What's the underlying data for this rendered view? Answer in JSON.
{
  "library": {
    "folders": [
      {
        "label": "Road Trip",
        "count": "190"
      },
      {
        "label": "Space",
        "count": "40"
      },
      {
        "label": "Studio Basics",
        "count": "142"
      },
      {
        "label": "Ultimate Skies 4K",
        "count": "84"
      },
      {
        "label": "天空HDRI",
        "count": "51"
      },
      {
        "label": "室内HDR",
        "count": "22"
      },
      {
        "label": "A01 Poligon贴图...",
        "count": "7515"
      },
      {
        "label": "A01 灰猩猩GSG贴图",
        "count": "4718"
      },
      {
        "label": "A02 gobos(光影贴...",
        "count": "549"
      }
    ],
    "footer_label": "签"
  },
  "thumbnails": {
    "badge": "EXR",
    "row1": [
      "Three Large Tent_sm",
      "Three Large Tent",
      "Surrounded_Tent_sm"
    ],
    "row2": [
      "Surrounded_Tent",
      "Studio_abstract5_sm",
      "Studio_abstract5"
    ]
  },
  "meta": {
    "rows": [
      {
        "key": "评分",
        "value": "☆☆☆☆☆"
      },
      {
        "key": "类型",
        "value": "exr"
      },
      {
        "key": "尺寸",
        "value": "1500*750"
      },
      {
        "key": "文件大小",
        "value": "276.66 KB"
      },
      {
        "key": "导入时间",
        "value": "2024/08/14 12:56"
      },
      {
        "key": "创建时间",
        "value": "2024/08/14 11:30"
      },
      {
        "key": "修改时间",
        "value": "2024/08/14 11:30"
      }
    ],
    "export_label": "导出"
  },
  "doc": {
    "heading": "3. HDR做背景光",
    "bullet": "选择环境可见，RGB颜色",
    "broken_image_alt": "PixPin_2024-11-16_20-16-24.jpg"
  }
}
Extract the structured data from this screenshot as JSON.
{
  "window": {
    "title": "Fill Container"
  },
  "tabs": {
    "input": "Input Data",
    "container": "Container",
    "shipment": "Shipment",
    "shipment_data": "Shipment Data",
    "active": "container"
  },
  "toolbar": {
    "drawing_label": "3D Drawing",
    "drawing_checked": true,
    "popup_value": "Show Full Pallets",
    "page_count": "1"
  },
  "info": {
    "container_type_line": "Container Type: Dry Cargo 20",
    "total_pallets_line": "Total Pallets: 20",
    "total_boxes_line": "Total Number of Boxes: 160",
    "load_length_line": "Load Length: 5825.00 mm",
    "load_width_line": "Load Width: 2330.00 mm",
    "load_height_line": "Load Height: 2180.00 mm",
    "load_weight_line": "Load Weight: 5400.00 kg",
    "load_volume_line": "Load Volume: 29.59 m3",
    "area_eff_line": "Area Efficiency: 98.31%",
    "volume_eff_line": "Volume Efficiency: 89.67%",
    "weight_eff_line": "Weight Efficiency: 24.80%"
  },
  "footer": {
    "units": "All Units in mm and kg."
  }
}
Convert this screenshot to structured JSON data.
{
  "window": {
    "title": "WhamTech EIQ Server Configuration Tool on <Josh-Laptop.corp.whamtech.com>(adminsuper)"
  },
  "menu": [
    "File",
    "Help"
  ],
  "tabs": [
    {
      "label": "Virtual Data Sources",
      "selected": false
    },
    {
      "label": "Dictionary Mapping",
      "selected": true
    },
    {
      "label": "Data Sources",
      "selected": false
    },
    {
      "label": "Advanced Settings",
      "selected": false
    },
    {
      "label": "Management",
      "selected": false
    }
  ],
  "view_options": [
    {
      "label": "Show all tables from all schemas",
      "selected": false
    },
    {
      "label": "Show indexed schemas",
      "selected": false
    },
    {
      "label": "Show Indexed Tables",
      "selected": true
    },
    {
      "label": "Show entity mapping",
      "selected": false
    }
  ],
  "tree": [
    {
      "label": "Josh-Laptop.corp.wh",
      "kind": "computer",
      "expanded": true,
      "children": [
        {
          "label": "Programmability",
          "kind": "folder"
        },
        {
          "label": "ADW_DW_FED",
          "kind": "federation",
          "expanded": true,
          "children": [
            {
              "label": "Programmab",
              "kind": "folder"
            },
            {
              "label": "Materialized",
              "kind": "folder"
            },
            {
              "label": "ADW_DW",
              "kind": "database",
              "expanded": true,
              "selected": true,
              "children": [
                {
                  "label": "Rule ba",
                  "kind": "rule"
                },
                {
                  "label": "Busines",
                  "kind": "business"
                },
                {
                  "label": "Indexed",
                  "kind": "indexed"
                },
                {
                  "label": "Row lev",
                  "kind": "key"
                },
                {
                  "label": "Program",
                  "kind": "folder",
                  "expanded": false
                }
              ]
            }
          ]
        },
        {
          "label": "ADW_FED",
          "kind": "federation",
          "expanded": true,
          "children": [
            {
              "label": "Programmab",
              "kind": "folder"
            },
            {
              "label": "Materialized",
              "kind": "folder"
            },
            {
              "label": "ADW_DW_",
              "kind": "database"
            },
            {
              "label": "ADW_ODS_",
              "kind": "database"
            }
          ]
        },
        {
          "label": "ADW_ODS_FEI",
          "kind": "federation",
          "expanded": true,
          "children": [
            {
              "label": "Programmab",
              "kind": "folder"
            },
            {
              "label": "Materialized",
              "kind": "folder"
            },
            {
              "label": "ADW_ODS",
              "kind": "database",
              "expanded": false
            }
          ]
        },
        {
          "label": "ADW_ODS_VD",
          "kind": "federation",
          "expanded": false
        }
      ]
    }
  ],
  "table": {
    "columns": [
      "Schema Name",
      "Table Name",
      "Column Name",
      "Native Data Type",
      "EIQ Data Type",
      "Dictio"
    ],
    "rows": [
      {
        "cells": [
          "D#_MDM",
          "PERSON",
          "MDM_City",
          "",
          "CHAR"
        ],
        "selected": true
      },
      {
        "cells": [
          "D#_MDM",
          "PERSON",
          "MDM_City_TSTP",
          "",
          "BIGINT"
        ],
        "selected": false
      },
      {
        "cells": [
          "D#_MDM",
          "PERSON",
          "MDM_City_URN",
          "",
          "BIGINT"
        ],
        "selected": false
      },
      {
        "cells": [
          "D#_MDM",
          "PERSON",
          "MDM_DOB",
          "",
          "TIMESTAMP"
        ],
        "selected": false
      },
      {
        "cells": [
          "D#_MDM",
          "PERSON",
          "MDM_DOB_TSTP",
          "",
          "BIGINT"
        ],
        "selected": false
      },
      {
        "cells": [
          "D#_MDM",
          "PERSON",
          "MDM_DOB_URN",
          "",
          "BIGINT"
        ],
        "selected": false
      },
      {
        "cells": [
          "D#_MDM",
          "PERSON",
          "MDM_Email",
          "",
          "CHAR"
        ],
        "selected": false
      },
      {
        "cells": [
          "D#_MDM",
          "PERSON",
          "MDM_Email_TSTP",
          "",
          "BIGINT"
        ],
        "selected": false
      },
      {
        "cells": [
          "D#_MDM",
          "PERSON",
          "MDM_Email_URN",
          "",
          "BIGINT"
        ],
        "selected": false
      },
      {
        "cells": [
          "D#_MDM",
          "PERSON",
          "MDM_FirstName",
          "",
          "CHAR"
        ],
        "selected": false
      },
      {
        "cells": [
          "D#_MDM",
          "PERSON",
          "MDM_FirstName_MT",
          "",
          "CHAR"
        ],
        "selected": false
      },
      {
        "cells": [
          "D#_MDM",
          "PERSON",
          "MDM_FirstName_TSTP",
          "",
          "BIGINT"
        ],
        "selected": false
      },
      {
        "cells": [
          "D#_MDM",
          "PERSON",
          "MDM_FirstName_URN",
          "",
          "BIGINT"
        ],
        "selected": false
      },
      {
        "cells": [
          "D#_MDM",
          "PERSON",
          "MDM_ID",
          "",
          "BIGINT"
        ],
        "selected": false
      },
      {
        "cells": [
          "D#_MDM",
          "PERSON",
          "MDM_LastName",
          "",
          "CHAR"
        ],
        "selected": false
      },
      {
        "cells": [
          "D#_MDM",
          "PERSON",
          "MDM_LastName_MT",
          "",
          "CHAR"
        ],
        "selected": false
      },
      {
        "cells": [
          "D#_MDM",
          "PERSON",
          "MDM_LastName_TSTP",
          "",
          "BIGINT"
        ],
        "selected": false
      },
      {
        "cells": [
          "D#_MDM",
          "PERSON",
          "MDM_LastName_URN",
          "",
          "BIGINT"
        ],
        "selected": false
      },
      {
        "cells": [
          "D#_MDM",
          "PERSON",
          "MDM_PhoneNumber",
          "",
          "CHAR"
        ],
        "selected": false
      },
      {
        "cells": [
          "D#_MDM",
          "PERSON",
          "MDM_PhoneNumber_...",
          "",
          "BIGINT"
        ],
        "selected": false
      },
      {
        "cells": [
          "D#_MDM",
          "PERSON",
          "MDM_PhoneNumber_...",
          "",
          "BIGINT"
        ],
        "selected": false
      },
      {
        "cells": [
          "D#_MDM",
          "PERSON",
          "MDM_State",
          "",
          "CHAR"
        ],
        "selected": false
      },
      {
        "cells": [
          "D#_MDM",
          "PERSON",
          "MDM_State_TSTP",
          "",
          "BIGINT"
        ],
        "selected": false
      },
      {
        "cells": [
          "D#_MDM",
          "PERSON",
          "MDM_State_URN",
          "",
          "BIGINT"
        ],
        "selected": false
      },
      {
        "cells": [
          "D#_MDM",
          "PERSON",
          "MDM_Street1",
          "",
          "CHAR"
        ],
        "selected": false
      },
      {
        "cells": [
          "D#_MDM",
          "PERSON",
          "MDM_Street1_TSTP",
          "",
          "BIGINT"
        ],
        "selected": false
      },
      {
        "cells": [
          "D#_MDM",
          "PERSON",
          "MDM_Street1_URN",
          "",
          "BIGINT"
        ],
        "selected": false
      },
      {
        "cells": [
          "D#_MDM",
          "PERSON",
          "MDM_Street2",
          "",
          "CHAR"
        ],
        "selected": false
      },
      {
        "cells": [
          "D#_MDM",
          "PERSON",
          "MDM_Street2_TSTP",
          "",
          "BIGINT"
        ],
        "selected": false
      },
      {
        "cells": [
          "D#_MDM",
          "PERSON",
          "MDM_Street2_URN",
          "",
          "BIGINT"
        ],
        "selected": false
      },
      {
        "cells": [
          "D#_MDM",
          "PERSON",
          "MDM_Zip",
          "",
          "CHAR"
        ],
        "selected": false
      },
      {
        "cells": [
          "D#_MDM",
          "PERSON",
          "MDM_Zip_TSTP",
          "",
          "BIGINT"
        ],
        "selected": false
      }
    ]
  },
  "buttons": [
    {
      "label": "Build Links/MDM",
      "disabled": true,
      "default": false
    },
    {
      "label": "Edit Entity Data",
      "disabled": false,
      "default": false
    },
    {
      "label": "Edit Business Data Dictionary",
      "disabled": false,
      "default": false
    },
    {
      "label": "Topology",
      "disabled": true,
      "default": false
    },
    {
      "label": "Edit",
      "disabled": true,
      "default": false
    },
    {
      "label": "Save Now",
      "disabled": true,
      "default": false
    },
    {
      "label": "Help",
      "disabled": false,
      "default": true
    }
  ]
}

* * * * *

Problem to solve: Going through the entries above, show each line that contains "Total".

Response to the task:
    "total_pallets_line": "Total Pallets: 20",
    "total_boxes_line": "Total Number of Boxes: 160",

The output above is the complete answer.